In other words, planting these types of plants won’t hurt your cause, but it probably won’t help much, either.
Well, at least we’ve got those citronella torches. Speaking of which—do those things actually work? Sort of.
Citronella oil is a real repellent, but Conlon says that commercial citronella oil candles don’t contain enough of the substance to do much of anything. Any sort of smoke will drive mosquitoes away, but you’ll have to be fairly close to the flame to enjoy any benefit.
A better option is a simple house fan, which will blow the weak-flying insects away while dissipating the carbon dioxide and chemical signals from your body, effectively masking you.
Easy Ways to Get Rid of Mosquitoes
Besides plants, there are a few things you can do around your backyard to keep it skeeter-free—or at least less enticing for them.
“Obviously, drain any type of standing water,” Conlon says. “If you have ditches that fill with water, make sure that they’re clean, so that the water flows freely. Mosquitoes will not lay their eggs in water that’s flowing, but stagnant water is fair game for them.”
He continues, “If you’ve got low-lying areas on your property that fill with water after heavy rains, it’d be good to fill those in because there are mosquitoes that breed specifically in those kinds of low-lying depressions. They lay their eggs in the dirt, and when the water comes and covers them, they hatch. They can withstand a drought for three to five years.”
Look for containers with standing water and empty them out. Don’t worry about putting insecticides in them, but wipe down the sides and clean them with soap and water; some mosquito species lay eggs just above the waterline, so thoroughly scraping the sides of a container will help to prevent infestations.
“It takes a minimum of five days for a mosquito to go from an egg to an adult,” Conlon says. “If you empty containers every five days, you’re good to go.”
Check evaporation pans, leaky faucets, and any other place where water might build up over time. Mosquitoes don’t need much water to do their thing.
“When I was in South America doing research, I found Aedes aegypti, the Zika mosquito, breeding in Coke bottle caps,” Conlon says. “It’s incredible. You’ve got to have a lot of respect for mosquitoes.”

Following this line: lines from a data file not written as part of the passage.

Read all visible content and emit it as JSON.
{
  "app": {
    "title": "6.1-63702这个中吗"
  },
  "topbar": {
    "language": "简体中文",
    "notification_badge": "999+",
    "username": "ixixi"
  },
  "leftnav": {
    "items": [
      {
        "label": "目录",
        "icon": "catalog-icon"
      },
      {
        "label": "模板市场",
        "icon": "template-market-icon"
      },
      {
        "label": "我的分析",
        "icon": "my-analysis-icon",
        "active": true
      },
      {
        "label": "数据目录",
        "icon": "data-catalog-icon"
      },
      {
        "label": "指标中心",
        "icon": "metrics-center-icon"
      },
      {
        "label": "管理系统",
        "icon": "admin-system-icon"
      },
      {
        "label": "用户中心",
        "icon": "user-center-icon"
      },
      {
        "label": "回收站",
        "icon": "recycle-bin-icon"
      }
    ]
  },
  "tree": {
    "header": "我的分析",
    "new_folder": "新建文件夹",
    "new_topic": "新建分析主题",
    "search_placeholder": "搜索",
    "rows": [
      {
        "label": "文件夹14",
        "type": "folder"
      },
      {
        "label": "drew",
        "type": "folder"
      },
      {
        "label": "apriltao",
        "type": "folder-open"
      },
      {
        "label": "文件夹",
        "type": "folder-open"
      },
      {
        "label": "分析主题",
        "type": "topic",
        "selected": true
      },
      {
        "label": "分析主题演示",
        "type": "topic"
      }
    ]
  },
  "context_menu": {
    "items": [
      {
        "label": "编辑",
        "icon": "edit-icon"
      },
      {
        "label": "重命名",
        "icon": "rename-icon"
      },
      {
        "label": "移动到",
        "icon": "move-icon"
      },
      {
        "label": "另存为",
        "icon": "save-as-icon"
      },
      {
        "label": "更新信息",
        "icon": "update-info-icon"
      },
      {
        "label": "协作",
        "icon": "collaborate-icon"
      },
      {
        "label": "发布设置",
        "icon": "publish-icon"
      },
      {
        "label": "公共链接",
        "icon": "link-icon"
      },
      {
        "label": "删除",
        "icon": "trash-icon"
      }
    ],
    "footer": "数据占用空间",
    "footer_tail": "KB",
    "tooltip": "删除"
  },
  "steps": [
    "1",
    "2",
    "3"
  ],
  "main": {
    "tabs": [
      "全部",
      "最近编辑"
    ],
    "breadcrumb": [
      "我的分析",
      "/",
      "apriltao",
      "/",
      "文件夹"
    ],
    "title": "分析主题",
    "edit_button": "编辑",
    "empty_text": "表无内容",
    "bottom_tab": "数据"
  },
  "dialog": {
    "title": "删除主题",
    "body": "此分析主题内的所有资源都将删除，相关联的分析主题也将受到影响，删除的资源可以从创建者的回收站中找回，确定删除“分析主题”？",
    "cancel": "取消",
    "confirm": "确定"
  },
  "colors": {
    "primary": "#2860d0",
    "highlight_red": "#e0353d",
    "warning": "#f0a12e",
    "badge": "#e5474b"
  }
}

Once you’ve eliminated standing water, look for ways to prevent the skeeters from making their way into your home.
“People should maintain their window screens,” Conlon says. “If you’ve got any vents to the outside, bathroom vents, things like that, I would suggest putting some hardware cloth or screening over the vent on the outside. Mosquitoes can and will get in through those vents. They’ve done it in my house—I learned the hard way.”
Getting completely skeeter-free will require multiple steps: Carefully evaluate your home and yard, try out different repellents, and use traps and zappers to reduce mosquito populations around your area.
If you’re sticking with natural products, research them carefully. Conlon recommends following EPA guidelines when protecting yourself from mosquitoes.
“Some of the nastiest diseases on the planet are a seven-hour plane flight away,” he says. “Zika and West Nile virus should’ve convinced us that we need to be prepared for diseases for which we have no historical antecedent. People need to be very serious in terms of what they’re using in terms of mosquito control methods and repellents. That’s why I say stick with the EPA. Stick with the stuff that we know, because it could be a matter of life or death.”